 In the front garden there are seaside daisies and a succulent with bees buzzing merrily throughout the little pink flowers.

bees like succulents later in the day The coriander flowers are delicately pretty. Unfortunately every coriander plant I have seems to bolt to seed before I get to use much of it. Maybe next time?

coriander flowers going to seed

Even artificial flowers have their uses in dark corners of the patio.

faux flowers  Seaside daisies keep on keeping on, and are particularly nice in a cottage garden.

seaside daisies

Lobelia in a pot makes a vibrant display.

lovely lobelia

Lovely lilies have come into bloom in the backyard. I am fascinatied how the leaves come up, die back and then finally the flowers make their spectacular appearance unencumbered by foliage.

luscious lilies

I planted marigolds near the tomatoes, as they are supposed to make good companion plants. I think it’s supposed to keep certain insect pests away. If anyone feels so inclined, perhaps you could enlighten me in the comments section, because at this point I am too lazy to google it. This is also a way to see if my posts are read, as well as the pictures perused 😉

merry marigolds

The larger rose bushes seem to have temporarily exhausted their supply of blooms, but the miniature roses are still going strong.

miniature roses

Poinsettias from Christmas have lasted well, as I have been vigilant about keeping the pots nice and moist. On those ridiculous 38 – 40 degree days (yes – Celsius), I have even brought them inside for some respite from the heat.

poinsettia still thrives

Whilst not your usual cut flower, these pumpkin flowers are bright and colourful in the garden.

pumpkin flowers

And lastly, some salvia grown from seed. Somehow I had labelled it “capsicum” so was rather surprised when these appeared.

salvia grown from seed    I thought I had hardly any flowers in the garden, but on second thoughts it’s as if my own garden is wishing me a Happy Valentine’s Day, ‘cos maybe my love is reciprocated!

6/52: there’s nothing like a homegrown tomato

Something truly wonderful and satisfying is walking out into the garden and picking fruit and/or vegetables for the kitchen.

My home-grown tomatoes are certified chemical-free by me, as I know exactly how I have treated them. Fresh produce is a delight.

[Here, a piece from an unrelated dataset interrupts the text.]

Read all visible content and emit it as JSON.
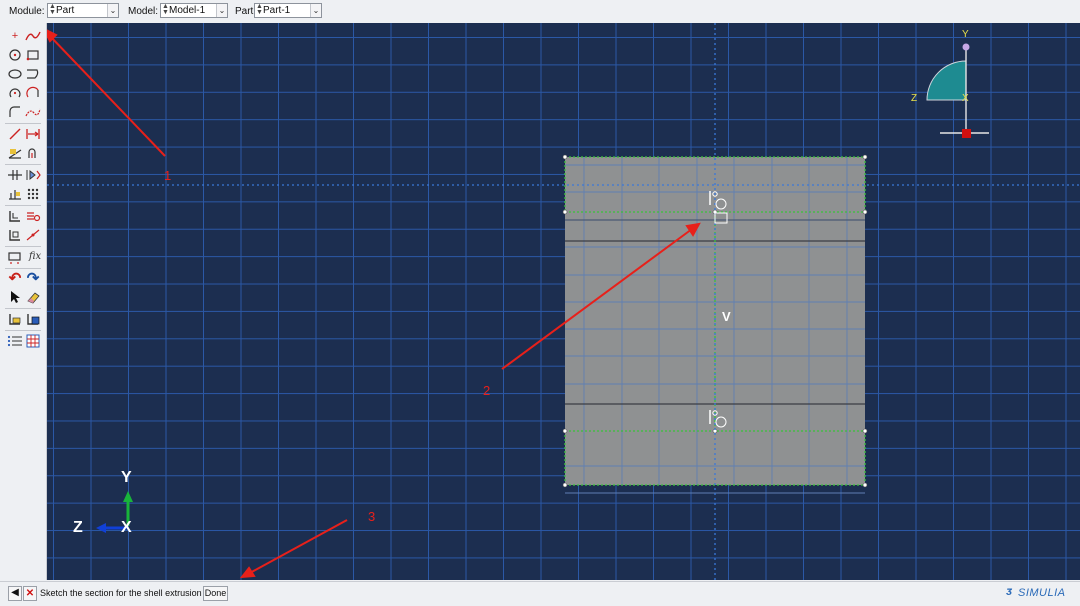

What is even more amazing about this first tomato of the season is that it was from the rogue tomato plant, which just appeared in a pot in the garden, as if by magic.

rogue tomatoes ready to harvest first tomato of the season  Funny how you can spend money on seeds or seedlings, and the plant that does the best was free! I don’t mind, and have accepted this plant graciously, along with the fruit it has produced.

Unfortunately, birds have attacked a few tomatoes. The first one looked beautiful from one side, while the reverse had been virtually eaten out. I shared enough of the plums with the birds, so now I am picking them as they start to blush, and ripening them inside to ensure the greatest rate of success.

looks ready to pick

the reverse side of the one that was ready to pick

I really enjoyed that first tomato of the season, and look forward to plenty more.

a tasty treat